The ‘Learning by doing’ programme gives the city a huge opportunity to learn about all aspects of a circular economy and about the role local governments should and could play. It has a clear impact on the city administration. Processes and ways of working have been modified, and the use of governmental instruments like tendering land for circular buildings has become more common. Many municipal departments are now getting involved by launching their own projects.

Thanks to results generated in the research stage, the private sector is willing to commit to multi-stakeholder projects in the city. An in-depth evaluation combined with strategic advice for the next political term from 2018 to 2022 helps Amsterdam focus on results, with short-term achievable goals.

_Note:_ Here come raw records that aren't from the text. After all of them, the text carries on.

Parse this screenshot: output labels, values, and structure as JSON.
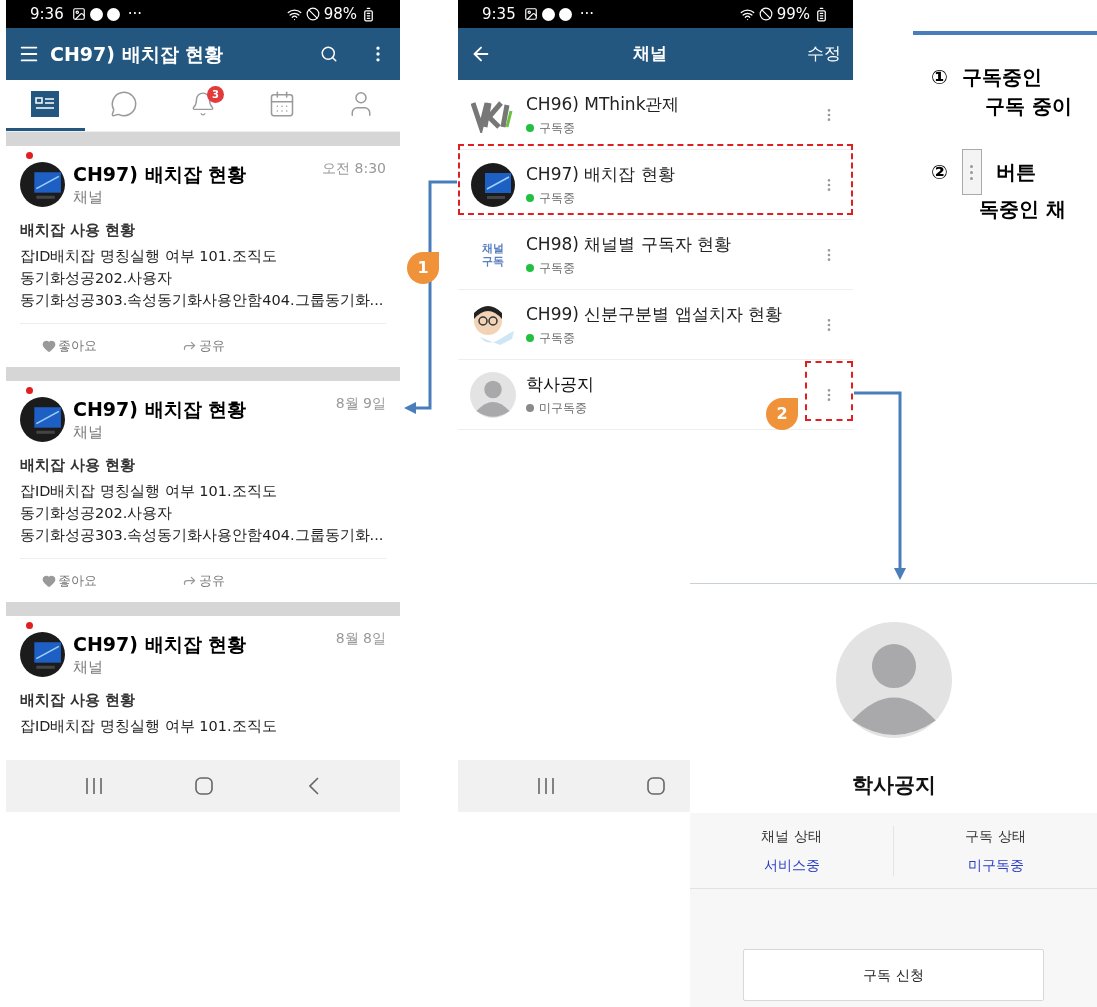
{
  "feed_screen": {
    "status_bar": {
      "time": "9:36",
      "more": "···",
      "battery": "98%"
    },
    "app_bar": {
      "title": "CH97) 배치잡 현황"
    },
    "tabs": [
      {
        "kind": "feed",
        "selected": true
      },
      {
        "kind": "chat",
        "selected": false
      },
      {
        "kind": "bell",
        "selected": false,
        "badge": "3"
      },
      {
        "kind": "calendar",
        "selected": false
      },
      {
        "kind": "person",
        "selected": false
      }
    ],
    "posts": [
      {
        "unread": true,
        "channel": "CH97) 배치잡 현황",
        "subtitle": "채널",
        "date": "오전 8:30",
        "heading": "배치잡 사용 현황",
        "lines": [
          "잡ID배치잡 명칭실행 여부 101.조직도",
          "동기화성공202.사용자",
          "동기화성공303.속성동기화사용안함404.그룹동기화..."
        ],
        "actions": [
          "좋아요",
          "공유"
        ]
      },
      {
        "unread": true,
        "channel": "CH97) 배치잡 현황",
        "subtitle": "채널",
        "date": "8월 9일",
        "heading": "배치잡 사용 현황",
        "lines": [
          "잡ID배치잡 명칭실행 여부 101.조직도",
          "동기화성공202.사용자",
          "동기화성공303.속성동기화사용안함404.그룹동기화..."
        ],
        "actions": [
          "좋아요",
          "공유"
        ]
      },
      {
        "unread": true,
        "channel": "CH97) 배치잡 현황",
        "subtitle": "채널",
        "date": "8월 8일",
        "heading": "배치잡 사용 현황",
        "lines": [
          "잡ID배치잡 명칭실행 여부 101.조직도"
        ]
      }
    ]
  },
  "channel_screen": {
    "status_bar": {
      "time": "9:35",
      "more": "···",
      "battery": "99%"
    },
    "app_bar": {
      "title": "채널",
      "action": "수정"
    },
    "channels": [
      {
        "kind": "logo",
        "name": "CH96) MThink관제",
        "status": "구독중",
        "subscribed": true,
        "highlighted": false
      },
      {
        "kind": "monitor",
        "name": "CH97) 배치잡 현황",
        "status": "구독중",
        "subscribed": true,
        "highlighted": true
      },
      {
        "kind": "text",
        "logo_text": [
          "채널",
          "구독"
        ],
        "name": "CH98) 채널별 구독자 현황",
        "status": "구독중",
        "subscribed": true,
        "highlighted": false
      },
      {
        "kind": "cartoon",
        "name": "CH99) 신분구분별 앱설치자 현황",
        "status": "구독중",
        "subscribed": true,
        "highlighted": false
      },
      {
        "kind": "default",
        "name": "학사공지",
        "status": "미구독중",
        "subscribed": false,
        "highlighted": false,
        "menu_highlighted": true
      }
    ]
  },
  "callouts": [
    "1",
    "2"
  ],
  "detail_screen": {
    "name": "학사공지",
    "stats": [
      {
        "label": "채널 상태",
        "value": "서비스중"
      },
      {
        "label": "구독 상태",
        "value": "미구독중"
      }
    ],
    "button": "구독 신청"
  },
  "notes": [
    {
      "number": "①",
      "lines": [
        "구독중인",
        "구독 중이"
      ]
    },
    {
      "number": "②",
      "lines": [
        "버튼",
        "독중인 채"
      ],
      "icon": true
    }
  ]
}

Finally, the implementation of circular economy initiatives has bolstered the international position of the city. Amsterdam is perceived as a front-runner. This attracts companies and start-ups, which consider the city as a living lab to expand their business.


One key takeaway is to work closely together with the private sector and research institutes. And since circular economy projects rely on a cross-sectoral approach, it is essential to involve the entire city administration from the very beginning.

The circular economy can sometimes be perceived as an abstract and conceptual movement. Project leaders must make the circular economy tangible and practical, for both professionals and citizens.

A good method to achieve a circular economy is to use existing strategies, such as green procurement. A clear starting point for every city is to get an in-depth insight into their city’s make up. Then, based on clear criteria, leaders must choose the most relevant value chains, from both an economic and an ecological perspective.